Only text belongs in your copy of the listing below; reproduce it exactly and leave out the pictures.

*** SOURCE MATERIAL Section Begins ***

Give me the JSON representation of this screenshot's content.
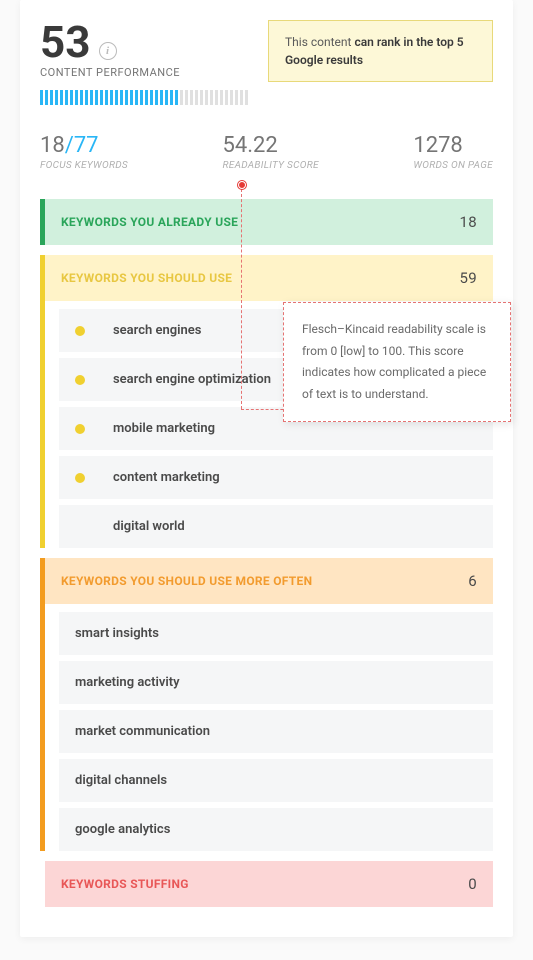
{
  "score": {
    "value": "53",
    "label": "CONTENT PERFORMANCE",
    "progress_filled": 28,
    "progress_total": 42
  },
  "rank_message": {
    "pre": "This content ",
    "bold": "can rank in the top 5 Google results"
  },
  "metrics": {
    "focus_keywords": {
      "current": "18",
      "total": "77",
      "label": "FOCUS KEYWORDS"
    },
    "readability": {
      "value": "54.22",
      "label": "READABILITY SCORE"
    },
    "words": {
      "value": "1278",
      "label": "WORDS ON PAGE"
    }
  },
  "tooltip": "Flesch–Kincaid readability scale is from 0 [low] to 100. This score indicates how complicated a piece of text is to understand.",
  "sections": {
    "already_use": {
      "title": "KEYWORDS YOU ALREADY USE",
      "count": "18"
    },
    "should_use": {
      "title": "KEYWORDS YOU SHOULD USE",
      "count": "59",
      "items": [
        {
          "dot": true,
          "text": "search engines"
        },
        {
          "dot": true,
          "text": "search engine optimization"
        },
        {
          "dot": true,
          "text": "mobile marketing"
        },
        {
          "dot": true,
          "text": "content marketing"
        },
        {
          "dot": false,
          "text": "digital world"
        }
      ]
    },
    "more_often": {
      "title": "KEYWORDS YOU SHOULD USE MORE OFTEN",
      "count": "6",
      "items": [
        {
          "text": "smart insights"
        },
        {
          "text": "marketing activity"
        },
        {
          "text": "market communication"
        },
        {
          "text": "digital channels"
        },
        {
          "text": "google analytics"
        }
      ]
    },
    "stuffing": {
      "title": "KEYWORDS STUFFING",
      "count": "0"
    }
  }
}
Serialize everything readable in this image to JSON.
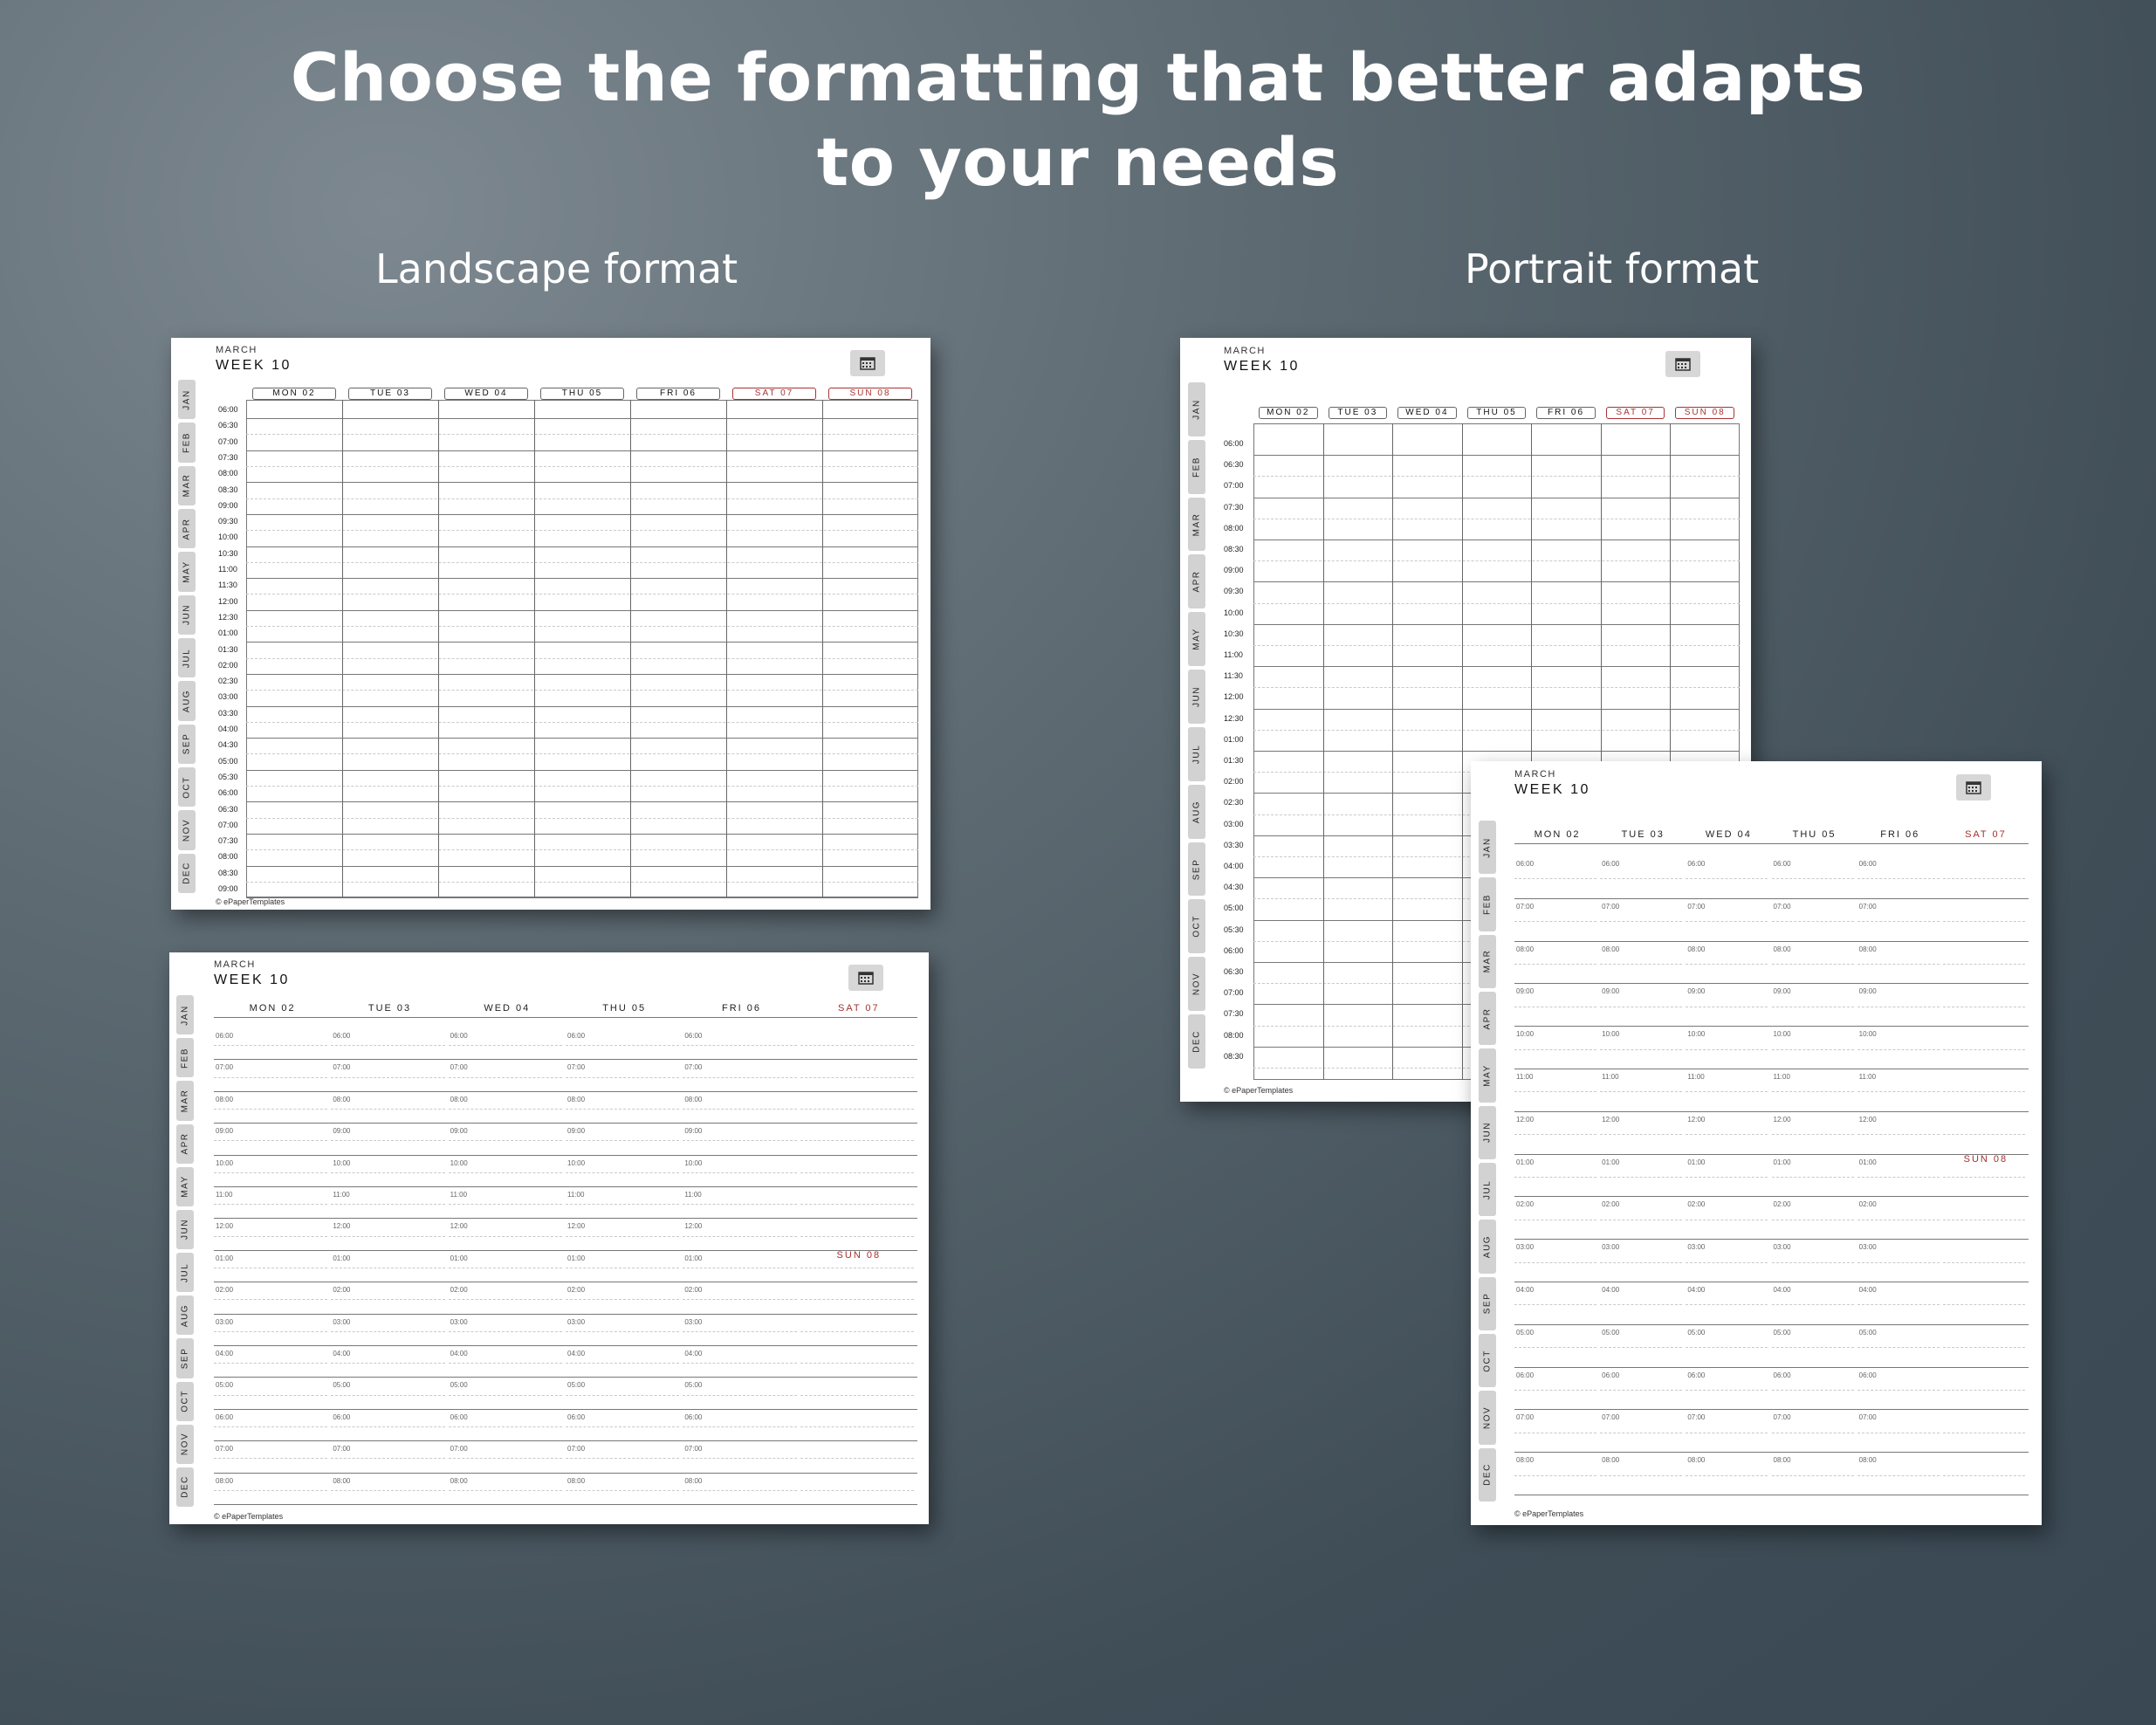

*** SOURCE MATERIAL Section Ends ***

## YOUR SOLUTION
Give me the JSON representation of this screenshot's content.
{
  "score": {
    "value": "53",
    "label": "CONTENT PERFORMANCE",
    "progress_filled": 28,
    "progress_total": 42
  },
  "rank_message": {
    "pre": "This content ",
    "bold": "can rank in the top 5 Google results"
  },
  "metrics": {
    "focus_keywords": {
      "current": "18",
      "total": "77",
      "label": "FOCUS KEYWORDS"
    },
    "readability": {
      "value": "54.22",
      "label": "READABILITY SCORE"
    },
    "words": {
      "value": "1278",
      "label": "WORDS ON PAGE"
    }
  },
  "tooltip": "Flesch–Kincaid readability scale is from 0 [low] to 100. This score indicates how complicated a piece of text is to understand.",
  "sections": {
    "already_use": {
      "title": "KEYWORDS YOU ALREADY USE",
      "count": "18"
    },
    "should_use": {
      "title": "KEYWORDS YOU SHOULD USE",
      "count": "59",
      "items": [
        {
          "dot": true,
          "text": "search engines"
        },
        {
          "dot": true,
          "text": "search engine optimization"
        },
        {
          "dot": true,
          "text": "mobile marketing"
        },
        {
          "dot": true,
          "text": "content marketing"
        },
        {
          "dot": false,
          "text": "digital world"
        }
      ]
    },
    "more_often": {
      "title": "KEYWORDS YOU SHOULD USE MORE OFTEN",
      "count": "6",
      "items": [
        {
          "text": "smart insights"
        },
        {
          "text": "marketing activity"
        },
        {
          "text": "market communication"
        },
        {
          "text": "digital channels"
        },
        {
          "text": "google analytics"
        }
      ]
    },
    "stuffing": {
      "title": "KEYWORDS STUFFING",
      "count": "0"
    }
  }
}
Serialize everything readable in this image to JSON.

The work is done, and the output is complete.